= INFORMATION SUPPLIED =
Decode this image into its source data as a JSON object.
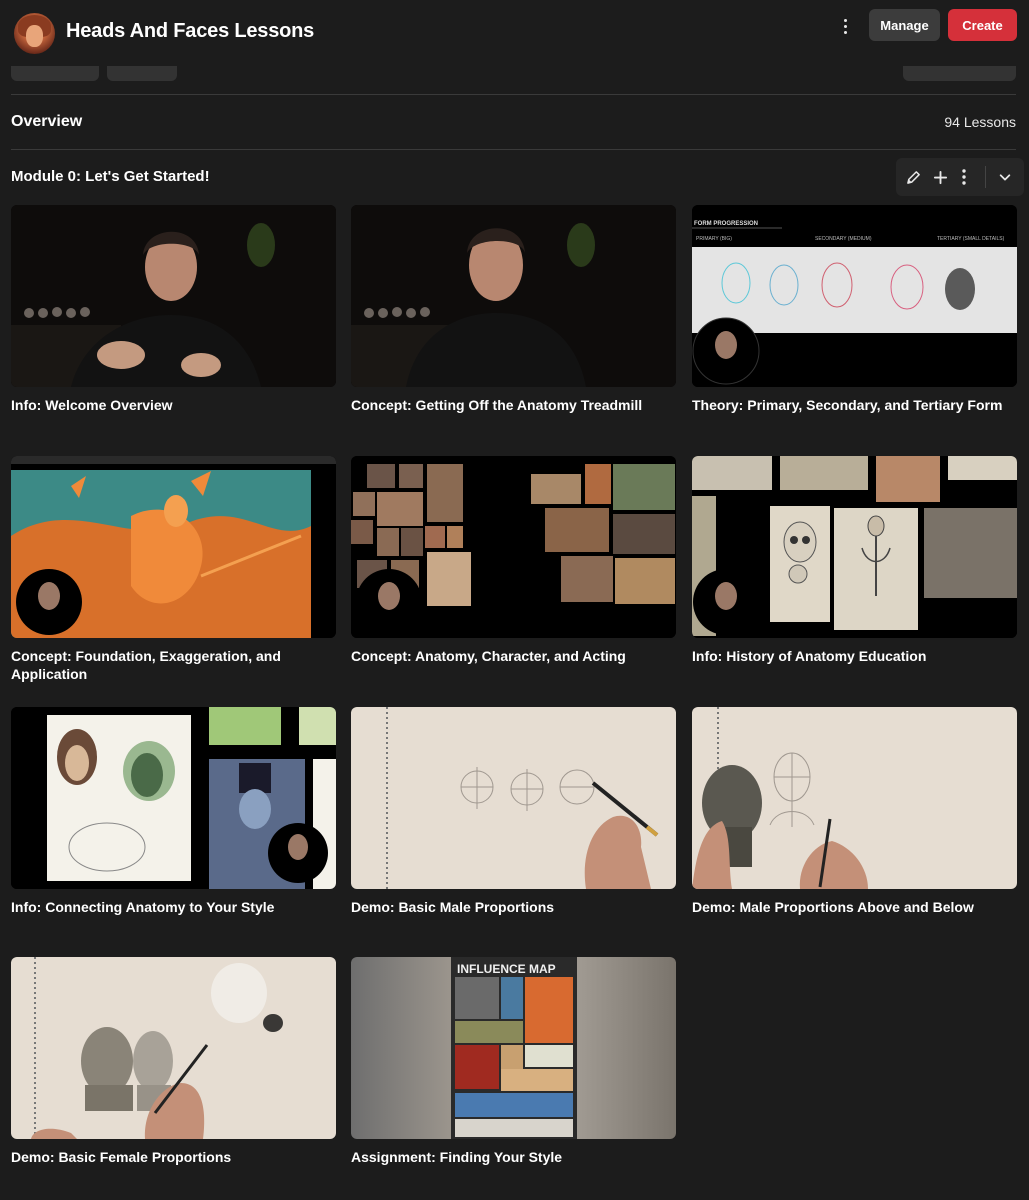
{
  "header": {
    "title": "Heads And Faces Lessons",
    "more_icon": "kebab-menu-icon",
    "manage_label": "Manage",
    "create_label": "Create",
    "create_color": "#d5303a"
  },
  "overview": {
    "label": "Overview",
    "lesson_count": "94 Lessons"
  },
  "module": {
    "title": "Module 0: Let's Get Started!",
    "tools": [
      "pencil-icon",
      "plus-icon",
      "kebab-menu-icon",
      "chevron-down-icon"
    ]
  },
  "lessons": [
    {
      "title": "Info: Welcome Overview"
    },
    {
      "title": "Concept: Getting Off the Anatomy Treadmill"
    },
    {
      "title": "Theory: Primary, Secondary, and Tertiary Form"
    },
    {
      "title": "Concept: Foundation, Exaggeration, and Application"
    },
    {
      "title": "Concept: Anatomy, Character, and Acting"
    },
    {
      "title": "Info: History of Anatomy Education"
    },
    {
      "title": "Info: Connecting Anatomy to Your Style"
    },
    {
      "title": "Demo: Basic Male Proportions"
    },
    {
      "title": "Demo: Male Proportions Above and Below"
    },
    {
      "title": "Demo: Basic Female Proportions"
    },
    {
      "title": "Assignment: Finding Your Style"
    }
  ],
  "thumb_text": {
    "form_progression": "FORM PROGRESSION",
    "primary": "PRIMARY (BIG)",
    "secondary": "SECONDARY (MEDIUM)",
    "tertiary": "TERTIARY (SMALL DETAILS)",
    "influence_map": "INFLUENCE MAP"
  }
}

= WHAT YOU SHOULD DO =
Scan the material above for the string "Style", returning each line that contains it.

= SOLUTION FOR THIS EXERCISE =
      "title": "Info: Connecting Anatomy to Your Style"
      "title": "Assignment: Finding Your Style"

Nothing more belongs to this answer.